THE ROLE OF THE BUSINESS ANALYST
Whilst the specific duties of a business analyst will vary from company to company, the prinicpal role is as the communicator between business users and the solution provider. The solution provider can be the internal software development group, a software house or an offshore supplier.
The analyst’s role in the design cycle:
WHAT SKILLS DOES THE BUSINESS ANALYST NEED?
The skills needed by the analyst when communicating with business users include the “soft” skills of client communications and relationship management. They also need investigative and analytical skills to identify problem areas and creative thinking skills to design optimum business solutions.
To then communicate the business user’s requirements to a solution provider, the analyst needs the “hard” skills of process analysis, process modelling and process design to produce accurate, unambiguous specifications.
The hard/soft continuum showing business analysis skills:

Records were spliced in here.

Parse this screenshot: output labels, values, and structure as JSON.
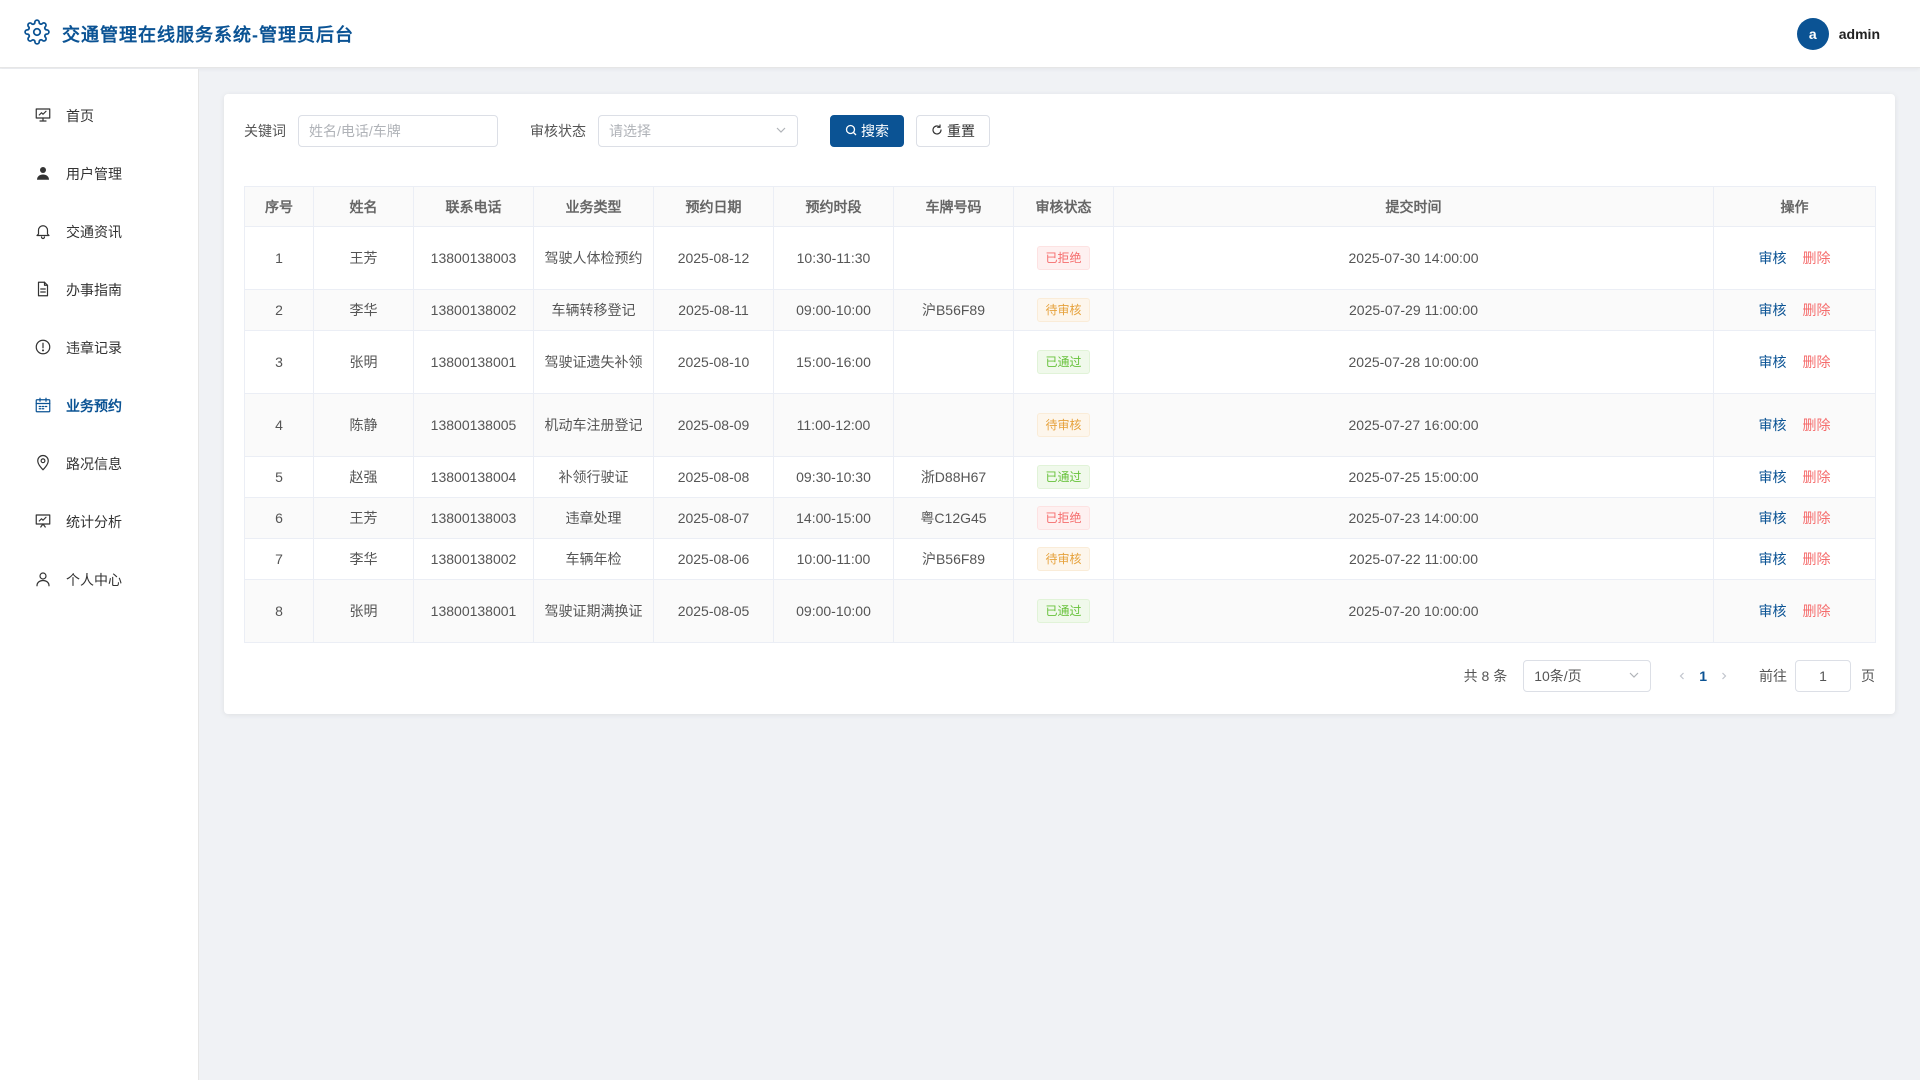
{
  "header": {
    "title": "交通管理在线服务系统-管理员后台",
    "avatar_letter": "a",
    "username": "admin"
  },
  "sidebar": {
    "items": [
      {
        "label": "首页",
        "icon": "presentation-icon"
      },
      {
        "label": "用户管理",
        "icon": "user-icon"
      },
      {
        "label": "交通资讯",
        "icon": "bell-icon"
      },
      {
        "label": "办事指南",
        "icon": "document-icon"
      },
      {
        "label": "违章记录",
        "icon": "warning-circle-icon"
      },
      {
        "label": "业务预约",
        "icon": "calendar-icon",
        "active": true
      },
      {
        "label": "路况信息",
        "icon": "location-pin-icon"
      },
      {
        "label": "统计分析",
        "icon": "chart-board-icon"
      },
      {
        "label": "个人中心",
        "icon": "person-outline-icon"
      }
    ]
  },
  "filters": {
    "keyword_label": "关键词",
    "keyword_placeholder": "姓名/电话/车牌",
    "status_label": "审核状态",
    "status_placeholder": "请选择",
    "search_label": "搜索",
    "reset_label": "重置"
  },
  "table": {
    "columns": [
      "序号",
      "姓名",
      "联系电话",
      "业务类型",
      "预约日期",
      "预约时段",
      "车牌号码",
      "审核状态",
      "提交时间",
      "操作"
    ],
    "rows": [
      {
        "no": "1",
        "name": "王芳",
        "phone": "13800138003",
        "type": "驾驶人体检预约",
        "date": "2025-08-12",
        "slot": "10:30-11:30",
        "plate": "",
        "status": "已拒绝",
        "status_kind": "reject",
        "submitted": "2025-07-30 14:00:00"
      },
      {
        "no": "2",
        "name": "李华",
        "phone": "13800138002",
        "type": "车辆转移登记",
        "date": "2025-08-11",
        "slot": "09:00-10:00",
        "plate": "沪B56F89",
        "status": "待审核",
        "status_kind": "pending",
        "submitted": "2025-07-29 11:00:00"
      },
      {
        "no": "3",
        "name": "张明",
        "phone": "13800138001",
        "type": "驾驶证遗失补领",
        "date": "2025-08-10",
        "slot": "15:00-16:00",
        "plate": "",
        "status": "已通过",
        "status_kind": "pass",
        "submitted": "2025-07-28 10:00:00"
      },
      {
        "no": "4",
        "name": "陈静",
        "phone": "13800138005",
        "type": "机动车注册登记",
        "date": "2025-08-09",
        "slot": "11:00-12:00",
        "plate": "",
        "status": "待审核",
        "status_kind": "pending",
        "submitted": "2025-07-27 16:00:00"
      },
      {
        "no": "5",
        "name": "赵强",
        "phone": "13800138004",
        "type": "补领行驶证",
        "date": "2025-08-08",
        "slot": "09:30-10:30",
        "plate": "浙D88H67",
        "status": "已通过",
        "status_kind": "pass",
        "submitted": "2025-07-25 15:00:00"
      },
      {
        "no": "6",
        "name": "王芳",
        "phone": "13800138003",
        "type": "违章处理",
        "date": "2025-08-07",
        "slot": "14:00-15:00",
        "plate": "粤C12G45",
        "status": "已拒绝",
        "status_kind": "reject",
        "submitted": "2025-07-23 14:00:00"
      },
      {
        "no": "7",
        "name": "李华",
        "phone": "13800138002",
        "type": "车辆年检",
        "date": "2025-08-06",
        "slot": "10:00-11:00",
        "plate": "沪B56F89",
        "status": "待审核",
        "status_kind": "pending",
        "submitted": "2025-07-22 11:00:00"
      },
      {
        "no": "8",
        "name": "张明",
        "phone": "13800138001",
        "type": "驾驶证期满换证",
        "date": "2025-08-05",
        "slot": "09:00-10:00",
        "plate": "",
        "status": "已通过",
        "status_kind": "pass",
        "submitted": "2025-07-20 10:00:00"
      }
    ],
    "audit_label": "审核",
    "delete_label": "删除"
  },
  "pagination": {
    "total_text": "共 8 条",
    "page_size": "10条/页",
    "current_page": "1",
    "goto_label": "前往",
    "goto_value": "1",
    "page_unit": "页"
  },
  "colors": {
    "primary": "#0b5394",
    "reject": "#f56c6c",
    "pending": "#e6a23c",
    "pass": "#67c23a"
  }
}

(Adapted from ‘Teaching Hard, Teaching Soft’ by Colin Corder (Gower, ISBN 0566028654) )
THE TRAINING ROADMAP
Core Skills training will give business analysts a solid grounding in the fundamentals of business analysis. It is suitable for new business analysts as well as those who have learnt “on the job” and now want to formalise their skills.
In addition business analysts are often called upon to perform more technically-oriented work, ranging from data modelling through to use case modelling and documenting complete specifications for a project. Technical Skills training focuses on these specific areas with 1 and 2 day “single topic” workshops.
However business analysis is not just about requirements gathering and technical skills. It’s the value add that a business analyst offers which can make the biggest impact. Problem solving, creative thinking and successful workshop outcomes are all proven contributors to optimum project outcomes.
The courses above are all endorsed by International Institute of Business Analysis (IIBA®) and are compliant with Version 3 of the Business Analysis Body of Knowledge (BABOK®). They can be taken in any order depending on your workplace priorities – there is no duplication between them. See how they map to the BABOK® here.
All IRM courses are maintained and updated in Australia and every effort is made to keep them relevant and appropriate for Australian organisations. If you have any suggestions or comments about future directions in the business analysis field, we’d love to hear from you. Please contact us with your suggestions, comments or queries.